Part-Time Benefits Critical to
Women Workers (Maine Case Study)
• Maine’s work-search rule
permits history of part-
Worker UI Reform (2004)
time work or “good
cause” related to child
70.5% care or dependent care.
• 886 workers collected UI
under Maine’s part-time
UI law (2.7% of all UI
• Collected $1.8 million in
$2,078 per worker.
• Another 920 part-time
Women Men workers were paid UI
after looking for full-time
www.nelp.org work. 11
Economic Recovery Legislation
Modernizes the UI Program
• The Unemployment Insurance Modernization Act (UIMA) provides
$7 billion in “Reed Act” funds to states that qualify for incentive
payments to modernize their UI programs.
• All states qualify for $500 million in supplemental funding to pay for
administration of the program, responding to prior cuts in federal
funds and rising caseloads.
• Program improvements would help an estimated 500,000 workers,
targeting the long-term unemployed and the gaps that deny UI to
low-wage, part-time and women workers.
-One-third share requires “alternative base period.”
-Remaining two-thirds share requires two of the following: Part-

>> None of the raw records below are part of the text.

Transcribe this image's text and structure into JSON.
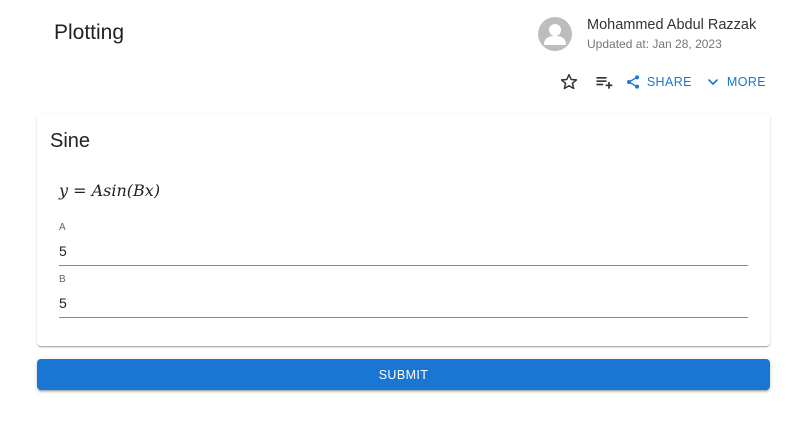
{
  "header": {
    "title": "Plotting",
    "author_name": "Mohammed Abdul Razzak",
    "updated_text": "Updated at: Jan 28, 2023"
  },
  "actions": {
    "star_icon": "star-outline-icon",
    "playlist_icon": "playlist-add-icon",
    "share_label": "SHARE",
    "share_icon": "share-icon",
    "more_label": "MORE",
    "more_icon": "chevron-down-icon"
  },
  "card": {
    "title": "Sine",
    "formula": "y = Asin(Bx)",
    "fields": [
      {
        "label": "A",
        "value": "5"
      },
      {
        "label": "B",
        "value": "5"
      }
    ]
  },
  "submit": {
    "label": "SUBMIT"
  },
  "colors": {
    "accent": "#1976d2",
    "avatar_bg": "#bdbdbd"
  }
}
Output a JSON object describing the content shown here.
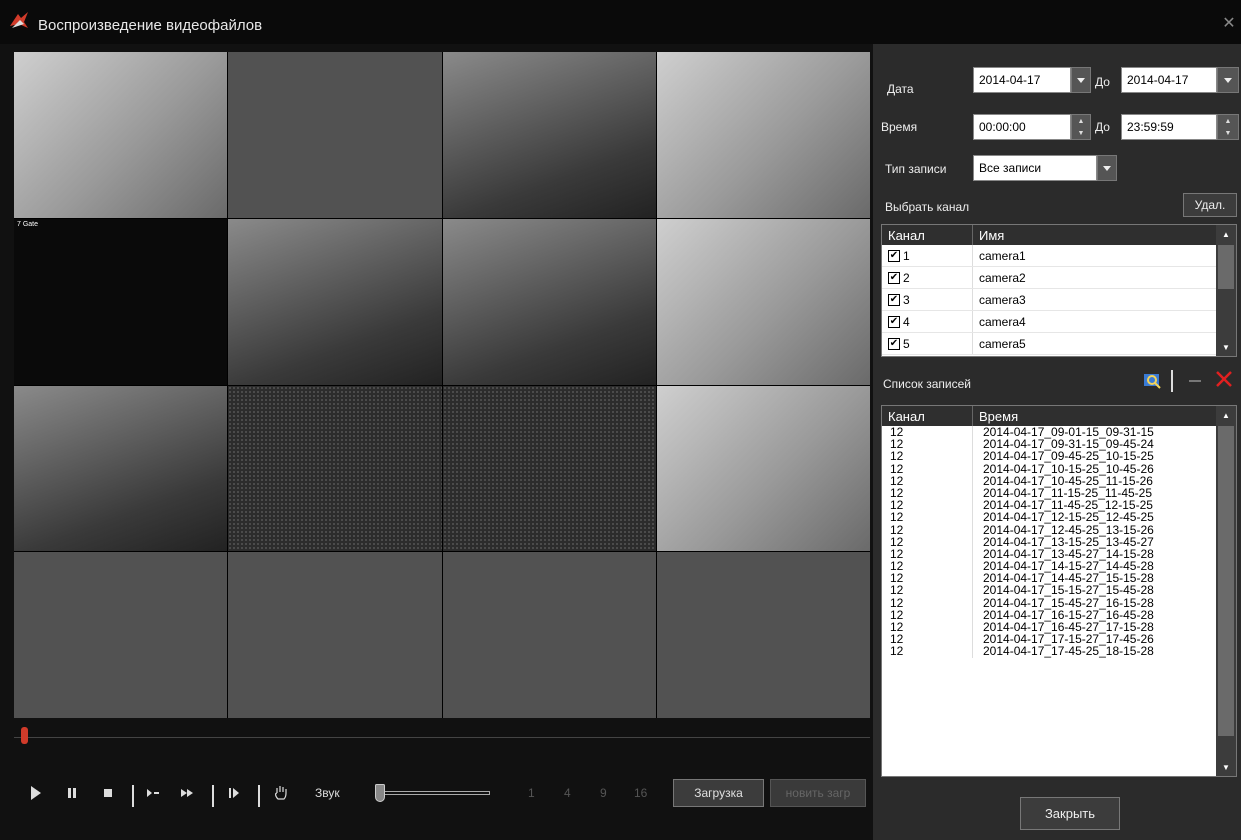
{
  "window": {
    "title": "Воспроизведение видеофайлов"
  },
  "cells": [
    {
      "osd": "",
      "osd_r": ""
    },
    {
      "osd": "",
      "osd_r": ""
    },
    {
      "osd": "",
      "osd_r": ""
    },
    {
      "osd": "",
      "osd_r": ""
    },
    {
      "osd": "7 Gate",
      "osd_r": ""
    },
    {
      "osd": "",
      "osd_r": ""
    },
    {
      "osd": "",
      "osd_r": ""
    },
    {
      "osd": "",
      "osd_r": ""
    },
    {
      "osd": "",
      "osd_r": ""
    },
    {
      "osd": "",
      "osd_r": ""
    },
    {
      "osd": "",
      "osd_r": ""
    },
    {
      "osd": "",
      "osd_r": ""
    },
    {
      "osd": "",
      "osd_r": ""
    },
    {
      "osd": "",
      "osd_r": ""
    },
    {
      "osd": "",
      "osd_r": ""
    },
    {
      "osd": "",
      "osd_r": ""
    }
  ],
  "timeline": {
    "position_fraction": 0.0
  },
  "controls": {
    "sound_label": "Звук",
    "split_options": [
      "1",
      "4",
      "9",
      "16"
    ],
    "load_label": "Загрузка",
    "stop_load_label": "новить загр",
    "volume_fraction": 0.0
  },
  "filters": {
    "date_label": "Дата",
    "date_from": "2014-04-17",
    "to_label": "До",
    "date_to": "2014-04-17",
    "time_label": "Время",
    "time_from": "00:00:00",
    "time_to": "23:59:59",
    "type_label": "Тип записи",
    "type_value": "Все записи"
  },
  "channels": {
    "title": "Выбрать канал",
    "delete_label": "Удал.",
    "headers": [
      "Канал",
      "Имя"
    ],
    "rows": [
      {
        "num": "1",
        "name": "camera1",
        "checked": "✔"
      },
      {
        "num": "2",
        "name": "camera2",
        "checked": "✔"
      },
      {
        "num": "3",
        "name": "camera3",
        "checked": "✔"
      },
      {
        "num": "4",
        "name": "camera4",
        "checked": "✔"
      },
      {
        "num": "5",
        "name": "camera5",
        "checked": "✔"
      }
    ]
  },
  "records": {
    "title": "Список записей",
    "headers": [
      "Канал",
      "Время"
    ],
    "rows": [
      {
        "ch": "12",
        "time": "2014-04-17_09-01-15_09-31-15"
      },
      {
        "ch": "12",
        "time": "2014-04-17_09-31-15_09-45-24"
      },
      {
        "ch": "12",
        "time": "2014-04-17_09-45-25_10-15-25"
      },
      {
        "ch": "12",
        "time": "2014-04-17_10-15-25_10-45-26"
      },
      {
        "ch": "12",
        "time": "2014-04-17_10-45-25_11-15-26"
      },
      {
        "ch": "12",
        "time": "2014-04-17_11-15-25_11-45-25"
      },
      {
        "ch": "12",
        "time": "2014-04-17_11-45-25_12-15-25"
      },
      {
        "ch": "12",
        "time": "2014-04-17_12-15-25_12-45-25"
      },
      {
        "ch": "12",
        "time": "2014-04-17_12-45-25_13-15-26"
      },
      {
        "ch": "12",
        "time": "2014-04-17_13-15-25_13-45-27"
      },
      {
        "ch": "12",
        "time": "2014-04-17_13-45-27_14-15-28"
      },
      {
        "ch": "12",
        "time": "2014-04-17_14-15-27_14-45-28"
      },
      {
        "ch": "12",
        "time": "2014-04-17_14-45-27_15-15-28"
      },
      {
        "ch": "12",
        "time": "2014-04-17_15-15-27_15-45-28"
      },
      {
        "ch": "12",
        "time": "2014-04-17_15-45-27_16-15-28"
      },
      {
        "ch": "12",
        "time": "2014-04-17_16-15-27_16-45-28"
      },
      {
        "ch": "12",
        "time": "2014-04-17_16-45-27_17-15-28"
      },
      {
        "ch": "12",
        "time": "2014-04-17_17-15-27_17-45-26"
      },
      {
        "ch": "12",
        "time": "2014-04-17_17-45-25_18-15-28"
      }
    ]
  },
  "close_label": "Закрыть",
  "colors": {
    "accent": "#d13b2a",
    "selection": "#e5d620",
    "panel": "#2b2b2b"
  }
}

time provision, family-friendly voluntary quit provisions, extra UI
for workers in training (Senate bill also includes dependent
allowances and 26-week uniform duration of state benefits).
UIMA Generates Significant
Funding for Texas to Modernize UI
• Texas automatically collects $38 million in federal
administrative funding under the UIMA (36% of the
Texas 2008 federal grant).
• Texas receives $530 million in total incentive funds,
which would cover more than 6.5 years of key UI
reforms (including the alternative base period, part-
time worker benefits and “trailing spouse”).
• Texas receives $177 million in incentive funds to
adopt the ABP, covering more than three years of
benefits and helping 28,000 workers a year (CPPP
estimates these workers will collect an average of
10 weeks of benefits in Texas at $136 per week).
Texas UI Funding Driven by Tax
Cuts, Not Responsible Financing
• Texas has consistently suffered from insolvency well before the
recessions produced major increase in benefits.
• Major tax cuts in Texas undermine need to raise revenue in
good times to pay benefits during recessions (“forward
-$300 million in rebates in 2007
-average tax rate declined from 1.74% in 2004 to .98% in 2008
-74% of employers paid the minimum tax rate of .26% (nationally,
28% of employers pay the minimum state tax).
• The $9,000 taxable wage base in Texas has not been increased
• TWC projects an October 2009 trust fund balance of $730
million (or half the current balance), triggering a tax increase to
fill a $141 million gap required by state law.
Insufficient Texas Reserves to Pay
Benefits for One Year at Recession Levels
Source: U.S. Department of Labor Office of Workforce Security Division of Fiscal and Actuarial Services. UI Data Summary, Third Quarter 2008
Insolvency in Texas & U.S.
Predates the Recession
Texas Fails to Expand Contributions
During Good Economic Times
Expansion, But No
Increase in Contributions
Record Low UI Taxes In Texas
Source: U.S. Department of Labor Employment and Training Administration. Unemployment Insurance Financial Data Handbook
Texas Trust Funds Reserves
Fail to Keep Pace with Benefits Paid
*2008 figures reflect revenues and benefits for the 12-month period ending September 2008. 2008 Trust Fund Balance as of Oct. 2008
Source: US DOL Employment and Training Administration, Unemployment Insurance Financial Data Handbook.
Time for Texas to Increase
the Taxable Wage Base
• The Texas taxable wage base of $9,000 was last
increased 20 years ago.
• If the Texas taxable wage base had kept pace with
inflation since 1989, it would be over $15,000.
• Texas’s especially low taxable wage base places a
disproportionate tax burden on small businesses and
• Texas only taxes 20% of the state’s average annual
wage, well below most of the neighboring states:
Oklahoma (37%), New Mexico (53%), Arkansas
• Oklahoma and New Mexico also index their taxable